(EXERCISE PROMPT) Using the records below, report how many lines include "screenshot", and give no more than the number.

(THE DATA)
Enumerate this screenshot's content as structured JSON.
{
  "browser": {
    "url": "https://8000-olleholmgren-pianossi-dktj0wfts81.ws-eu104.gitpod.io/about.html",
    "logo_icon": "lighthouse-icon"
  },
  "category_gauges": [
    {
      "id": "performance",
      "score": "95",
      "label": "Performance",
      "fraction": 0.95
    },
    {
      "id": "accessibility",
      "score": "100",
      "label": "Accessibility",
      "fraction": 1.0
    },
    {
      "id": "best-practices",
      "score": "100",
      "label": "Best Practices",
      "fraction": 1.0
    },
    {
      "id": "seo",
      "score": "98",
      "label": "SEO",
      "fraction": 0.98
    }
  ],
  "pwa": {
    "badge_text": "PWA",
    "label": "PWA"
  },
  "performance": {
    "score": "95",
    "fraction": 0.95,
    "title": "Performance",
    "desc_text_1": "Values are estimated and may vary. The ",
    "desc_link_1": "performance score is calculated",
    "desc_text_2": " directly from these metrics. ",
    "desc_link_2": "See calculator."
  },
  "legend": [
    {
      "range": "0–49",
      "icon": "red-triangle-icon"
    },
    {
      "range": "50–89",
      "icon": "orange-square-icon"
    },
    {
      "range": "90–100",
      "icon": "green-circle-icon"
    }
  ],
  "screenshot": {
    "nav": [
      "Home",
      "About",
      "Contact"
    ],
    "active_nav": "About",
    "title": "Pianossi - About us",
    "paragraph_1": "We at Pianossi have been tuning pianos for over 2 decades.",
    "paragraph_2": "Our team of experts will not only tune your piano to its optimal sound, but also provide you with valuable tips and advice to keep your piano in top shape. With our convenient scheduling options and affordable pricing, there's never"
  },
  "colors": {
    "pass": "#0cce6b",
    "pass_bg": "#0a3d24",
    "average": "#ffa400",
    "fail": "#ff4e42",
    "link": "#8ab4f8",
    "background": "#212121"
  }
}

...

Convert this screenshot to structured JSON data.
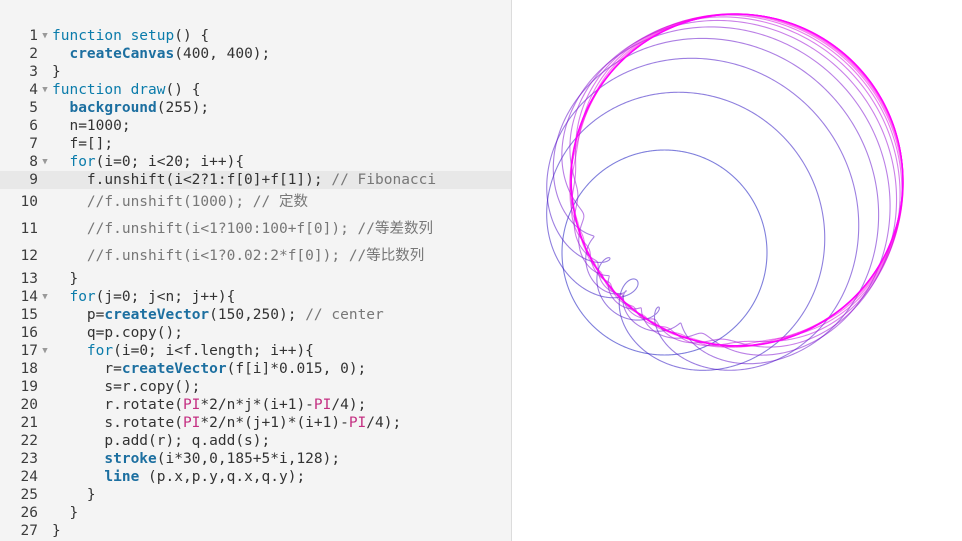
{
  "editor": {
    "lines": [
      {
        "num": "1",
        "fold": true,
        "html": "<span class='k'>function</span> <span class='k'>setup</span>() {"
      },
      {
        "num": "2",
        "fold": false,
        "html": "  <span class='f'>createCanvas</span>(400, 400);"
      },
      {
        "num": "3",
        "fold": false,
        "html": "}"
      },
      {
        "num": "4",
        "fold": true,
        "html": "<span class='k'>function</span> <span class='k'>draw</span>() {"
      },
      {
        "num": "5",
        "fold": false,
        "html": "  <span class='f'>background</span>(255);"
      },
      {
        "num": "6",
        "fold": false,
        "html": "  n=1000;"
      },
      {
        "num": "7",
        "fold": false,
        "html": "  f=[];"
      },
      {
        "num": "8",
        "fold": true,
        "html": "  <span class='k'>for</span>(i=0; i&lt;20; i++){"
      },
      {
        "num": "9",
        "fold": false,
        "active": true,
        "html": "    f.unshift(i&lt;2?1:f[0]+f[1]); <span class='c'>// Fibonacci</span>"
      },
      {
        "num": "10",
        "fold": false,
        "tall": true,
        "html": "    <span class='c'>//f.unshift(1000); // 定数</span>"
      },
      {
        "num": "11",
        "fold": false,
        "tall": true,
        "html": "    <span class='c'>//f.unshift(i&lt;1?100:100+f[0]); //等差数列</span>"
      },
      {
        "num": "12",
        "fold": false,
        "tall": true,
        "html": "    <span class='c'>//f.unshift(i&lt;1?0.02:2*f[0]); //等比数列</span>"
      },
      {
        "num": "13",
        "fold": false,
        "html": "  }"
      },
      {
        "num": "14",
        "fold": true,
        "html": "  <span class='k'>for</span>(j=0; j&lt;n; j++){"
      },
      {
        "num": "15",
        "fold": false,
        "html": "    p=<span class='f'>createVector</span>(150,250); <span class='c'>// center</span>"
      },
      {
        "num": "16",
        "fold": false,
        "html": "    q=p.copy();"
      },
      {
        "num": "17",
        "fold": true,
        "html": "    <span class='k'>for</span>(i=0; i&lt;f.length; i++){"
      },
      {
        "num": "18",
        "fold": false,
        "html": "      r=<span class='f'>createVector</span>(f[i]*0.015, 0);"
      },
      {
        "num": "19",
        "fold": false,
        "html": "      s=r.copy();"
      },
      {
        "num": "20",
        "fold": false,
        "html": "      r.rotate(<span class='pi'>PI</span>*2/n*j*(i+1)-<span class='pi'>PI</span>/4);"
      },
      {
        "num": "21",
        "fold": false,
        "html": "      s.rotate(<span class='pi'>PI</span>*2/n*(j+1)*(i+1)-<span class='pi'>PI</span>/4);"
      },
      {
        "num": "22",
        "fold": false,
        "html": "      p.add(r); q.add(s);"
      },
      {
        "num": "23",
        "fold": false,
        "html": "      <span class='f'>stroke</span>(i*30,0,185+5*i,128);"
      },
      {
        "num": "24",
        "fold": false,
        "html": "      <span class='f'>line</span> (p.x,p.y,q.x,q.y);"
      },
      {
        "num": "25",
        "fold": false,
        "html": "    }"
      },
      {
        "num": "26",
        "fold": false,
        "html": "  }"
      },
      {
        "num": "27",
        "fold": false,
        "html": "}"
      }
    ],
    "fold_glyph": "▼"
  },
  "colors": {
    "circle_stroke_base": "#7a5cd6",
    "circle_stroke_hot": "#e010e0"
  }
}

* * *

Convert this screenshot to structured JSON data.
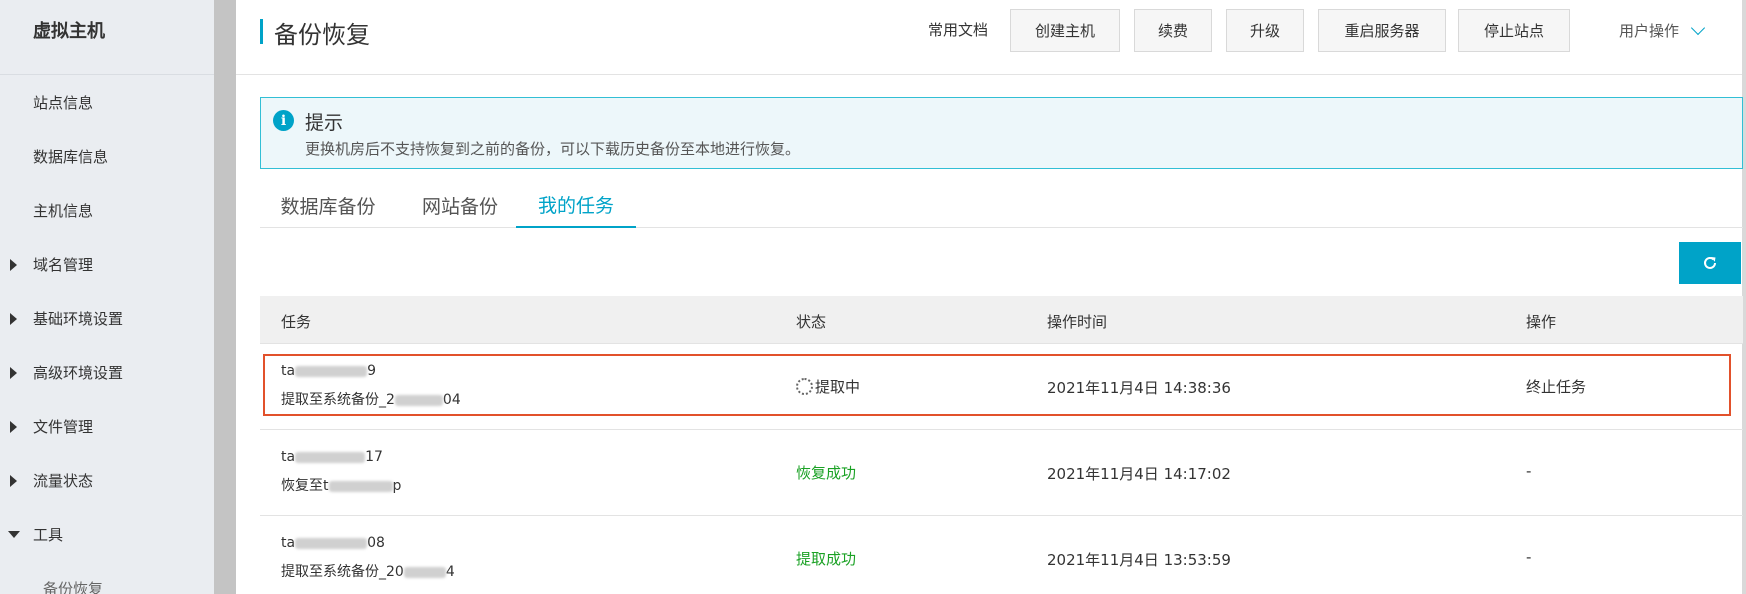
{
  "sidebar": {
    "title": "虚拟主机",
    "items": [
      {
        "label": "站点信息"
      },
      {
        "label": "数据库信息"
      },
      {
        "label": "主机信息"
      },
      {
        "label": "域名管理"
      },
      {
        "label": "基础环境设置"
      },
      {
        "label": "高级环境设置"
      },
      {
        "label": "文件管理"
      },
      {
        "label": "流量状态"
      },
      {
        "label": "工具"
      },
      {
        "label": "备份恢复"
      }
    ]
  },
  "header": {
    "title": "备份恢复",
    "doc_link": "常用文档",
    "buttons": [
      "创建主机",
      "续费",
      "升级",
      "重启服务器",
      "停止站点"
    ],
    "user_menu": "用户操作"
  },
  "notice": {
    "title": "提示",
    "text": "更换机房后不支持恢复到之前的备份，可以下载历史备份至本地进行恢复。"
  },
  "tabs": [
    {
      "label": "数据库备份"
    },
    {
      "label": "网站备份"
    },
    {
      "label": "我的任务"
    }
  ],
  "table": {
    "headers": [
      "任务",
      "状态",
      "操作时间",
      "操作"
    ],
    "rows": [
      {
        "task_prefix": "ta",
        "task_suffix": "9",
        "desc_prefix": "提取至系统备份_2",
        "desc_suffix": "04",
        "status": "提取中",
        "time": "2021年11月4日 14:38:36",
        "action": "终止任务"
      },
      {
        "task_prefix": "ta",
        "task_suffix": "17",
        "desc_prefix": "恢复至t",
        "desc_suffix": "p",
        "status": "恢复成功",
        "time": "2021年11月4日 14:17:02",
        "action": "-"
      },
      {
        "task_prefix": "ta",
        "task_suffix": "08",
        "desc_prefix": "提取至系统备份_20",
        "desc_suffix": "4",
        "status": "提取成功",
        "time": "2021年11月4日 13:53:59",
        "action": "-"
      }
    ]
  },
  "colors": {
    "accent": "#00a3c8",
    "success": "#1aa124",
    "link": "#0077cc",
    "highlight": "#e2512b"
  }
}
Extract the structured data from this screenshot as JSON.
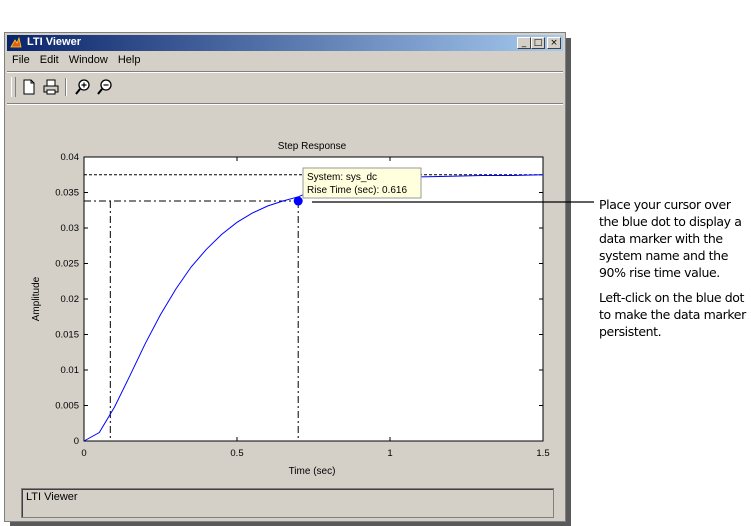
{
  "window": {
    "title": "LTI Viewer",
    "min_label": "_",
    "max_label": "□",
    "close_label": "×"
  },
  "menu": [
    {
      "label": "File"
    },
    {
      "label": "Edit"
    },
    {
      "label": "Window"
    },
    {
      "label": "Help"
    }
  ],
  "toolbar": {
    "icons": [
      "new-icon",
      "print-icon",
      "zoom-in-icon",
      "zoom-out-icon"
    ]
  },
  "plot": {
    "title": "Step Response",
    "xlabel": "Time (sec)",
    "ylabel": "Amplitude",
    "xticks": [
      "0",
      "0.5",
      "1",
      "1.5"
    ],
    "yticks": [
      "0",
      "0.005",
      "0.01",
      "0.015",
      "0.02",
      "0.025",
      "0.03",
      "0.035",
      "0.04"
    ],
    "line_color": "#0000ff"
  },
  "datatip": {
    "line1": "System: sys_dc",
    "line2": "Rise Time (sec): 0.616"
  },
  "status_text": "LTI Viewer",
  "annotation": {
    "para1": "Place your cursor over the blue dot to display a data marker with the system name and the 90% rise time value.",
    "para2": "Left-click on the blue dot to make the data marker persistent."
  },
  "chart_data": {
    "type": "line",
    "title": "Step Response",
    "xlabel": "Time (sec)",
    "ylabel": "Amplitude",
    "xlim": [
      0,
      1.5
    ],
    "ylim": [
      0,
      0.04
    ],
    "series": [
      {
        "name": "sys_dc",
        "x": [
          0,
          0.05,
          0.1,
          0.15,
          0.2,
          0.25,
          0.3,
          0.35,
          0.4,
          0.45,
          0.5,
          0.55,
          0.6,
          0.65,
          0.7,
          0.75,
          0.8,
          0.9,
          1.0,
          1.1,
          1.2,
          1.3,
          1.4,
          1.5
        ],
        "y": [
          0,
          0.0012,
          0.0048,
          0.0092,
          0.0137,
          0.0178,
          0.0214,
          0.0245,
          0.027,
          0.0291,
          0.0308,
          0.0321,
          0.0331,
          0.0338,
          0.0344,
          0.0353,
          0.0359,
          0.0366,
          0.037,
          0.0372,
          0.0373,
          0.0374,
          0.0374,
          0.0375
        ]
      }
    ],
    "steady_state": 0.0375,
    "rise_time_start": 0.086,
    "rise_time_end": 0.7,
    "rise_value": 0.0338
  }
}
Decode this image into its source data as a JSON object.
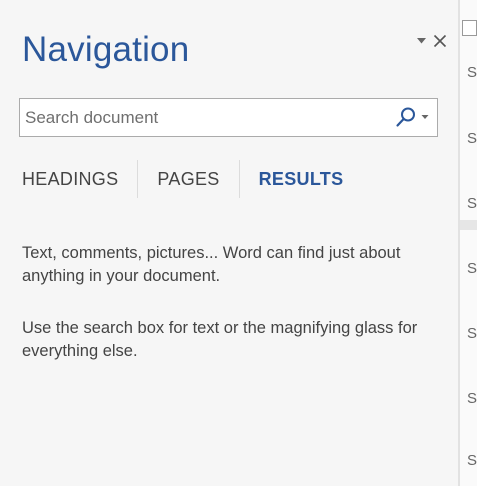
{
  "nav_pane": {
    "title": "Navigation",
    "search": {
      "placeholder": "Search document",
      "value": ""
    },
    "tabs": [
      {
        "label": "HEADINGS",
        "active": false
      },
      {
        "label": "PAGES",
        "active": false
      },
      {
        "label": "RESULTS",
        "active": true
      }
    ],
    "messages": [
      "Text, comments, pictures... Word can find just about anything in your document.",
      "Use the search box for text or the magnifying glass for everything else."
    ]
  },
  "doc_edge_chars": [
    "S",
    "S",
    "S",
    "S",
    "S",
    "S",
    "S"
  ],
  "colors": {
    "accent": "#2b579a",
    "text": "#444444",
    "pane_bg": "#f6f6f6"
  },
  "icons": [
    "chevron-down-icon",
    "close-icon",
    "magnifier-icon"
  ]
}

(SOLUTION TO THIS TASK) 5